As a student researcher, reading research papers on my field of study has become a daily routine. In addition, I also have a weekly seminar with my lab mates to discuss a specific paper from our field. While these activities have helped me to deepen my understanding of my research topic, I also want to get exposure to other subjects that are not necessarily related to mine. A fun way to do so is by attending documentary film screenings that are often followed by a group discussion.

On July 14th, 2022, I joined the screening of a documentary film called “Newtok” at Ookayama campus. This event was organized by Dr. May Carlon, Postdoctoral Researcher from Cross Lab Associate Professor Alvin Varquez from the Global Urban Climatology Lab, and the Tokyo Tech Academy for Leadership (ToTAL). It took place a few days before “Sea Day”, which is a national holiday in Japan to express gratitude to the seas and oceans.

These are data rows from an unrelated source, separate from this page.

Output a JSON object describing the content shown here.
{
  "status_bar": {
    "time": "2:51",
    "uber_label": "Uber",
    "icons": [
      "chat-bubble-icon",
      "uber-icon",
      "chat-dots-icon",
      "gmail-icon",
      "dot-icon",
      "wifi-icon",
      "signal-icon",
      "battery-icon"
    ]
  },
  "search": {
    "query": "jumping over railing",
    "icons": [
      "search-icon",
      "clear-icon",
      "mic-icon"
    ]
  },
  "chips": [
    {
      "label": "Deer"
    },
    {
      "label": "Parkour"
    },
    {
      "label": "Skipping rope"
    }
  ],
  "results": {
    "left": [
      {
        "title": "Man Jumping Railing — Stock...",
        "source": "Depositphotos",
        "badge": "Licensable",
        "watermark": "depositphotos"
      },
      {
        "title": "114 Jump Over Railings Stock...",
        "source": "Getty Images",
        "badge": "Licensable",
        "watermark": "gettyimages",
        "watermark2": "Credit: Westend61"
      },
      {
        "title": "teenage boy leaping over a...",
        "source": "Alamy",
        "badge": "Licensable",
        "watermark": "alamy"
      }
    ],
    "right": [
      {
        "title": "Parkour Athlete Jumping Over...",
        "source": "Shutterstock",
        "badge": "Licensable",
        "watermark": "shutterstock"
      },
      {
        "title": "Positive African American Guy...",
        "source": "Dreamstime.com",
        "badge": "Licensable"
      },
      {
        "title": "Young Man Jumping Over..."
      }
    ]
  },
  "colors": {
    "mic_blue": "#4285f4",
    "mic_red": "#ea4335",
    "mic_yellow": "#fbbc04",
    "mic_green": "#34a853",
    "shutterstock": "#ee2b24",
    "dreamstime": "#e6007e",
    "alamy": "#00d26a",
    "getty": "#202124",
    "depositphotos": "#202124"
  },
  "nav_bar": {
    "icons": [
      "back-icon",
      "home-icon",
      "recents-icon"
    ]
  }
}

Released in 2021 by Patagonia, an outdoor apparel and gear brand, the documentary portrays the struggles of the native Yupik people, who have been living in an Alaskan village called “Newtok,” in seeking justice to save their community. These people have witnessed first-hand the horrendous impacts of climate change endangering their lives. River erosion exacerbated by permafrost melting, flooding, and frequent extreme storms have been threatening their village for years. An appalling scene in the film shows how quickly water reached the residential area, where in only a few days, the river was able to swallow inches of their land. This has forced the people to relocate to a safer place as soon as possible.

Alvin Sensei initiating the discussion session

After the movie screening, we had a brief discussion session. A student shared his opinion about the adverse impacts of extreme weather and rainfall on vulnerable communities. He tried to draw a connection between the issue and some scenes from the film. Another student pointed out the role of the American government in aiding displaced residents to find new homes. Based on the documentary, he argued that the government should take a more active role in accelerating the relocation process. In addition, another student shared her perspective on the issue from a political point of view. She believed that political interest was a major factor for the government in allocating funding for the relocation.

Furthermore, I also contributed to the discussion by sharing a story from the capital city of Indonesia, Jakarta. People who live in the coastal area in North Jakarta have been facing a similar issue as the Yupik people from Newtok. Jakarta is known as one of the fastest sinking cities in the world. The city is sinking from one to 15 cm a year and almost half of it is already below sea level, and in North Jakarta, the rate is about 25 cm a year [see reference 1]. Land subsidence due to excessive extraction of groundwater has been reported to be one of the main causes of this phenomenon. Moreover, flooding caused by extreme weather and rising sea levels has worsened the situation. People in North Jakarta have built barriers to prevent water from entering their residential areas. They have tried it multiple times but the water was able to reach their land again and again. Same as the people of Newtok, North Jakartans will have to relocate soon.

This documentary shows me how alarming climate change is. It reminds me that it’s all happening now. If you watch the news, you will find horror scenes of unstoppable forest fires, new records of deadly heat waves, and terrifying footage of ice avalanches. “Newtok” displays evidence that climate change is threatening vulnerable communities and even forcing them to leave the places they have called home for decades. Ultimately, the movie and the group discussion that followed not only gave me a new perspective but they also sparked my interest in climate change mitigation research.


  1. Jakarta, the fastest-sinking city in the world”
  2. Cross Lab
  3. Global Urban Climatology Lab